An individual heat pump located inside the property, often an integrated unit (heat pump and cylinder)— connects to a water loop (either via a borehole or slinky tube in ground). High upfront cost due to groundworks. Benefits from high performance to due to steady ground/ water temperature.
Good for new build or retrofit where land is available.
Water-source heat pump per apartment/ home — all connected to a shared/ common water loop that feeds the whole building.
Ideal for high rise apartments or new build towns with a heat network.
Heat injection to the common water loop for this approach can be via a district heating network, a commercial (large) air-source heat pump, ground source or even surface water.
Focus of this article is on the domestic heat pump approach, future posts will look into full building design and consideration for networks (heat networks and smart grids).
Making a decision

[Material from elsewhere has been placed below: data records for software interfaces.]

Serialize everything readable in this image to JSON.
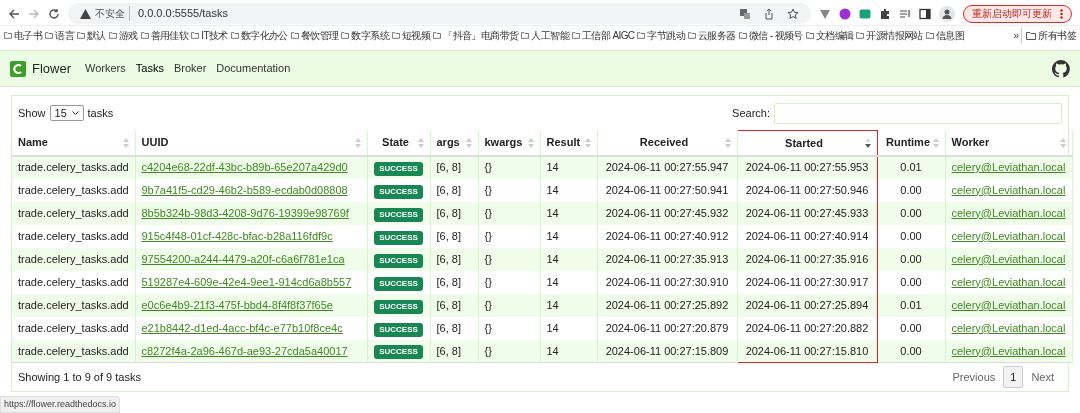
{
  "browser": {
    "address": {
      "warning": "不安全",
      "url": "0.0.0.0:5555/tasks"
    },
    "update_button": "重新启动即可更新",
    "bookmarks": [
      "电子书",
      "语言",
      "默认",
      "游戏",
      "善用佳软",
      "IT技术",
      "数字化办公",
      "餐饮管理",
      "数字系统",
      "短视频",
      "「抖音」电商带货",
      "人工智能",
      "工信部 AIGC",
      "字节跳动",
      "云服务器",
      "微信 - 视频号",
      "文档编辑",
      "开源情报网站",
      "信息图"
    ],
    "more_bookmarks": "»",
    "all_bookmarks": "所有书签"
  },
  "navbar": {
    "brand": "Flower",
    "links": [
      {
        "label": "Workers",
        "selected": false
      },
      {
        "label": "Tasks",
        "selected": true
      },
      {
        "label": "Broker",
        "selected": false
      },
      {
        "label": "Documentation",
        "selected": false
      }
    ]
  },
  "table": {
    "show_label": "Show",
    "page_size": "15",
    "show_suffix": "tasks",
    "search_label": "Search:",
    "columns": [
      {
        "label": "Name",
        "sorted": false,
        "highlighted": false
      },
      {
        "label": "UUID",
        "sorted": false,
        "highlighted": false
      },
      {
        "label": "State",
        "sorted": false,
        "highlighted": false
      },
      {
        "label": "args",
        "sorted": false,
        "highlighted": false
      },
      {
        "label": "kwargs",
        "sorted": false,
        "highlighted": false
      },
      {
        "label": "Result",
        "sorted": false,
        "highlighted": false
      },
      {
        "label": "Received",
        "sorted": false,
        "highlighted": false
      },
      {
        "label": "Started",
        "sorted": true,
        "highlighted": true
      },
      {
        "label": "Runtime",
        "sorted": false,
        "highlighted": false
      },
      {
        "label": "Worker",
        "sorted": false,
        "highlighted": false
      }
    ],
    "rows": [
      {
        "name": "trade.celery_tasks.add",
        "uuid": "c4204e68-22df-43bc-b89b-65e207a429d0",
        "state": "SUCCESS",
        "args": "[6, 8]",
        "kwargs": "{}",
        "result": "14",
        "received": "2024-06-11 00:27:55.947",
        "started": "2024-06-11 00:27:55.953",
        "runtime": "0.01",
        "worker": "celery@Leviathan.local"
      },
      {
        "name": "trade.celery_tasks.add",
        "uuid": "9b7a41f5-cd29-46b2-b589-ecdab0d08808",
        "state": "SUCCESS",
        "args": "[6, 8]",
        "kwargs": "{}",
        "result": "14",
        "received": "2024-06-11 00:27:50.941",
        "started": "2024-06-11 00:27:50.946",
        "runtime": "0.00",
        "worker": "celery@Leviathan.local"
      },
      {
        "name": "trade.celery_tasks.add",
        "uuid": "8b5b324b-98d3-4208-9d76-19399e98769f",
        "state": "SUCCESS",
        "args": "[6, 8]",
        "kwargs": "{}",
        "result": "14",
        "received": "2024-06-11 00:27:45.932",
        "started": "2024-06-11 00:27:45.933",
        "runtime": "0.00",
        "worker": "celery@Leviathan.local"
      },
      {
        "name": "trade.celery_tasks.add",
        "uuid": "915c4f48-01cf-428c-bfac-b28a116fdf9c",
        "state": "SUCCESS",
        "args": "[6, 8]",
        "kwargs": "{}",
        "result": "14",
        "received": "2024-06-11 00:27:40.912",
        "started": "2024-06-11 00:27:40.914",
        "runtime": "0.00",
        "worker": "celery@Leviathan.local"
      },
      {
        "name": "trade.celery_tasks.add",
        "uuid": "97554200-a244-4479-a20f-c6a6f781e1ca",
        "state": "SUCCESS",
        "args": "[6, 8]",
        "kwargs": "{}",
        "result": "14",
        "received": "2024-06-11 00:27:35.913",
        "started": "2024-06-11 00:27:35.916",
        "runtime": "0.00",
        "worker": "celery@Leviathan.local"
      },
      {
        "name": "trade.celery_tasks.add",
        "uuid": "519287e4-609e-42e4-9ee1-914cd6a8b557",
        "state": "SUCCESS",
        "args": "[6, 8]",
        "kwargs": "{}",
        "result": "14",
        "received": "2024-06-11 00:27:30.910",
        "started": "2024-06-11 00:27:30.917",
        "runtime": "0.00",
        "worker": "celery@Leviathan.local"
      },
      {
        "name": "trade.celery_tasks.add",
        "uuid": "e0c6e4b9-21f3-475f-bbd4-8f4f8f37f65e",
        "state": "SUCCESS",
        "args": "[6, 8]",
        "kwargs": "{}",
        "result": "14",
        "received": "2024-06-11 00:27:25.892",
        "started": "2024-06-11 00:27:25.894",
        "runtime": "0.01",
        "worker": "celery@Leviathan.local"
      },
      {
        "name": "trade.celery_tasks.add",
        "uuid": "e21b8442-d1ed-4acc-bf4c-e77b10f8ce4c",
        "state": "SUCCESS",
        "args": "[6, 8]",
        "kwargs": "{}",
        "result": "14",
        "received": "2024-06-11 00:27:20.879",
        "started": "2024-06-11 00:27:20.882",
        "runtime": "0.00",
        "worker": "celery@Leviathan.local"
      },
      {
        "name": "trade.celery_tasks.add",
        "uuid": "c8272f4a-2a96-467d-ae93-27cda5a40017",
        "state": "SUCCESS",
        "args": "[6, 8]",
        "kwargs": "{}",
        "result": "14",
        "received": "2024-06-11 00:27:15.809",
        "started": "2024-06-11 00:27:15.810",
        "runtime": "0.00",
        "worker": "celery@Leviathan.local"
      }
    ],
    "info": "Showing 1 to 9 of 9 tasks",
    "pagination": {
      "previous": "Previous",
      "pages": [
        {
          "label": "1",
          "selected": true
        }
      ],
      "next": "Next"
    }
  },
  "status_bar": "https://flower.readthedocs.io"
}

Whether a heat pump is right for you will be dependent upon several factors such as whether or not you own the property you currently live in (or at least have the right to retrofit) and your own financial circumstances (this is no easy/ cheap decision).
If you are fortunate enough to be in the position to start looking into getting a heat pump, then please take your time and ensure you spend your money wisely.
As mentioned before, when focusing on the Climate Crisis there is no single solution — heat pumps (as much as I love them) will not save the world (at least not on their own).
Before we get into saving the planet (eat less meat, use your vote with the planet in mind, invest your pensions ethically (into ESG funds) etc) — focusing on the energy efficiency of your home is a must.
We absolutely must stop using fossil fuels, and heat pumps will help us achieve this — but we also need to reduce our energy consumption.
Get a smart meter. Reduce your energy usage. Reduce your energy (heat) requirement — improve your home insulation and fabric performance.
I hope you’ve enjoyed this post- if you do have any further questions or comments about heat pump technology please do reach out!
Hi, I’m Ryan; I work with clients to help them understand the importance and meaning behind decarbonisation, whilst offering practical advice on the solutions available, capital and operational costs, best practice for design and installation and the possible next steps should they want to explore sustainability in a more holistic approach.
Below are a few of my previous posts that are related to this article.
Gas Price Increases — Is it time to consider a heat pump to heat your home?
You won’t have escaped the headlines, wholesale gas prices have increased by 250% since the beginning of this year…
Size Matters (When It Comes to Heat Pumps)
Sometimes it is said that heat pumps only work with underfloor heating systems.